Well…no. It doesn’t. It only reinforces the stupid and then puts it on us.
Jonah Goldberg posted about the underlying, Republicans-are-always-wrong phenomenon today.
As I write this, GOP House whip Steve Scalise is in hot water over reports that he spoke to a group of racist poltroons in Louisiana twelve years ago. Whether it was an honest mistake, as Scalise plausibly claims, or a sign of something more nefarious, as his detractors hope, remains to be seen.
I excerpted those paragraphs to show how a grownup responds to incomplete stories.
Goldberg goes on to describe some of the many examples of liberal double-standards we all know and whine about.
I’ll skip to the heart of his case:
If you work from the dogmatic assumption that liberalism is morally infallible and that liberals are, by definition, pitted against sinister and — more importantly — powerful forces, then it’s easy to explain away what seem like double standards.
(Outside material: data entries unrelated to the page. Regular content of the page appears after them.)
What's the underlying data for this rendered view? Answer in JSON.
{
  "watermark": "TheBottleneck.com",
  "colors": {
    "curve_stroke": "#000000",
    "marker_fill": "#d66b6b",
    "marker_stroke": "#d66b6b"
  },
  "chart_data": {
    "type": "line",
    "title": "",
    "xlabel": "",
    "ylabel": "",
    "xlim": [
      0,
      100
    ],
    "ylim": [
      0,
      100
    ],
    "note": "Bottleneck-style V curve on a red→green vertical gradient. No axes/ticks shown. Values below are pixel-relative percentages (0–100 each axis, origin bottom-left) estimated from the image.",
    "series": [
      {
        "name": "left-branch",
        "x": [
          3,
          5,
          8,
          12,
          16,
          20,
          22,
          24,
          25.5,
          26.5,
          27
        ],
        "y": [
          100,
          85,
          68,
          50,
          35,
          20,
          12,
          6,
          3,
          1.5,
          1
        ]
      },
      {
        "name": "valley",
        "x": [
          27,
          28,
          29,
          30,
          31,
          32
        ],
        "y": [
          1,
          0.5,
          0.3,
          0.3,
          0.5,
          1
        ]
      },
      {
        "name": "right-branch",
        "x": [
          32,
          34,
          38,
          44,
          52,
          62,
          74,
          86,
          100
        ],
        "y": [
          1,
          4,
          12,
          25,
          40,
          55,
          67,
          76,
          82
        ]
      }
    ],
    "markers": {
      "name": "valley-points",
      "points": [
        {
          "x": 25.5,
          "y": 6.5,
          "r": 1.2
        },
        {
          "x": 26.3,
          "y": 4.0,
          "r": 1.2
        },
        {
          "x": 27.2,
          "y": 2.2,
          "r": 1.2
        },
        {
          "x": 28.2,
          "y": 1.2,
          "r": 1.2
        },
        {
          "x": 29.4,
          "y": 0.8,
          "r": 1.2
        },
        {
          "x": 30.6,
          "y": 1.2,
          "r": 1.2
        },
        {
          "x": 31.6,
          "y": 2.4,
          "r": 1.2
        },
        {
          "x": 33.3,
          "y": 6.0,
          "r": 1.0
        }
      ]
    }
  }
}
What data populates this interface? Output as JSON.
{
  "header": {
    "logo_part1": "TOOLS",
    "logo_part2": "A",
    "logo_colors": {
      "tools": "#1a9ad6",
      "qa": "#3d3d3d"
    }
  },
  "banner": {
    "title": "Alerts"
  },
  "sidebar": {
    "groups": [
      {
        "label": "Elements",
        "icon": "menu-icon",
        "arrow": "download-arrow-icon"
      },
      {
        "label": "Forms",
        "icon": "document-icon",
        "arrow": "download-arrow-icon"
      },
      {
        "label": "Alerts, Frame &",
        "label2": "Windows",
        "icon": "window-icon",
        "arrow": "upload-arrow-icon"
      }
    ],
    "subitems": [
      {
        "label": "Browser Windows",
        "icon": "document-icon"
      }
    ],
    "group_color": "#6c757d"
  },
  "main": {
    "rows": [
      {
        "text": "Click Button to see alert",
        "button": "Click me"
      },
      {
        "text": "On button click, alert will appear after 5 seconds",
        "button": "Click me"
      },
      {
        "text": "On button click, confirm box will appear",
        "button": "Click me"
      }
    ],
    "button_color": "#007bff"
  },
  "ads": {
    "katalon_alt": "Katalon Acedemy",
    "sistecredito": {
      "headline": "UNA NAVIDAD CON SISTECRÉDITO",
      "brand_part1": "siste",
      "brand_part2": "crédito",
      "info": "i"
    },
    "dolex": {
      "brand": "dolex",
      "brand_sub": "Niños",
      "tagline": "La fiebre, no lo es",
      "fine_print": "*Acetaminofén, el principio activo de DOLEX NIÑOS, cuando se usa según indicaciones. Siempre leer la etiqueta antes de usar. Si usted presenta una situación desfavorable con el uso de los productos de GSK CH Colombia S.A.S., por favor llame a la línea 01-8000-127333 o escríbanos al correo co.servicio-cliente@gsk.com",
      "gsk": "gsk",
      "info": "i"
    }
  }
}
Any lapse, error, or transgression by conservatives is evidence of their real nature, while similar lapses, errors, and transgressions by liberals are trivial when balanced against the fact that their hearts are in the right place.
Despite controlling the commanding heights of the culture — journalism, Hollywood, the arts, academia, and vast swaths of the corporate America they denounce — liberals have convinced themselves they are pitted against deeply entrenched powerful forces and that being a liberal is somehow brave. Obama, the twice-elected president of the United States, to this day speaks as if he’s some kind of underdog.
So why do we jump on stories like this rather than wait until we actually know what we’re talking about?
If your goal is to get in front of the story (whatever that means), you need to get in touch with reality.
Conservatives are never going to be in front of anything but a firing squad in the eyes of the narrative-keepers.
…why do we frame what we we think we should do solely in terms of political-journalistic optics, and not on doing the right thing?
Here’s what I said to one guy yesterday:
Let’s try this: Let’s try knowing what we’re talking about first, then doing the right thing because it’s the right thing to do.
In the long run, wouldn’t it be interesting to see what would happen if we developed a consistent, repeated pattern of integrity-based decision-making and behavior?
As opposed to habitually tossing people overboard when the narrative turns against them?
By the way, that’s how you build a prejudice-overcoming brand.
Consistently, over time, doing the right thing because it’s the right thing to do.
I missed catching Matt Lewis yesterday in the act of being adult:
Matt K. Lewis, Daily Caller: Some Conservatives Want Steve Scalise Gone (For All The Wrong Reasons)—
Is it possible a politician could speak at a meeting for a group called “EURO” where there were reportedly ”no banners, no paraphernalia that suggested a white nationalism conference” — and not realize the pernicious beliefs of the host? One assumes it’s possible.